Monday, August 31, 2009
TV's N F Hell
Finally. Some good news for radio.
And it’s at the expense of local and network TV and the National Football League.
A much larger-than-expected number of markets - San Francisco, Oakland, Detroit, San Diego, Minneapolis-St. Paul, St. Louis, Jacksonville, Cleveland, and Cincinnati most likely will not sell out all of their home stadium tickets this season.
The Jacksonville Jaguars are likely to have their entire home season blacked out.
The San Diego Chargers haven’t sold out any home games – and could also have most - if not all of its season off local TV.
You ask for the definition of desperation and I’ll give you the only reason the Vikes signed Brett Favre. They’re frantically taking a shot to goose up their anemic ticket sales.
It worked, almost. The Vikings moved 3,000 season tickets and 10,000 single-game tickets within 24 hours of the Favre signing announcement. They still have 7,000 unsold season tickets that’ll take some creative marketing to move.
Did anyone ever thinking of asking the Vikes why they had so many unsold tickets to begin with?
NFL rules call for a local market blackout of games that fail to sell out 72 hours before kickoff. No sell out, no TV, no exceptions.

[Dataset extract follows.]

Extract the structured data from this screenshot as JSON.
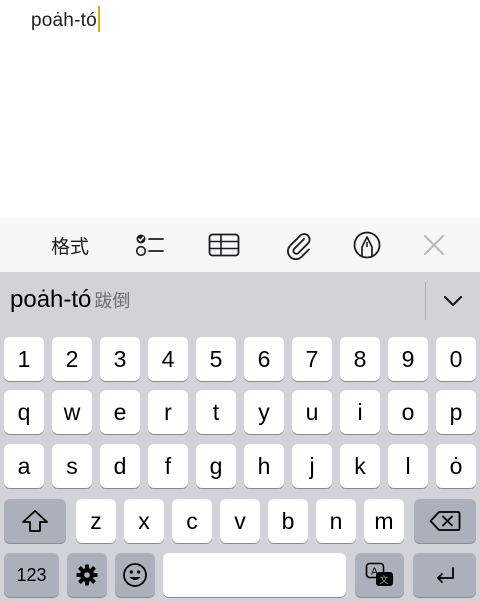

Last season, 96 percent of home games were carried locally. The previous four seasons were at 95 percent. The all-time high was 97 percent in 2006, when everyone was still partyin’ like it was 1999.
It wasn’t always like this. Over 20 percent of home games were blacked out locally prior to that charmed decade when most were spending more money than they really had. You know, way back in 1999.
Now, the NFL’s getting a taste of the downward spiral.
Local CBS and FOX affiliate TV stations get an average 20+ rtg on a home team broadcast. Local spots go anywhere from $500 to $1000 per rating point. These stations stand to lose $10,000 to $20,000 per 30 second spot-depending on the market.
But don’t shed a tear for the NFL. They pulled off a deal with the nets that guarantee each team around $125 million a year. Heads they win, tails, you lose.
Unless you know someone who can pirate the games from a Slingbox or jerryrig the NFL on-line video feed or Direct Ticket, local radio will be the only place to get the play-by-play in real time in those problematic NFL markets.
There’s another problem. How many radio stations in to-be-blacked-out markets already filled most or all of their game inventory for the season making it too late to jack-up rates?
But at least it’s not TV.
Face it. TV is screwed, blewed, and tattooed on this one. Even if the local games are carried, TV’s been hit with a steep decline in auto and financial spot buys. Coincidentally, those two categories are among the NFL’s largest advertisers.
Yes, even the good days are bad.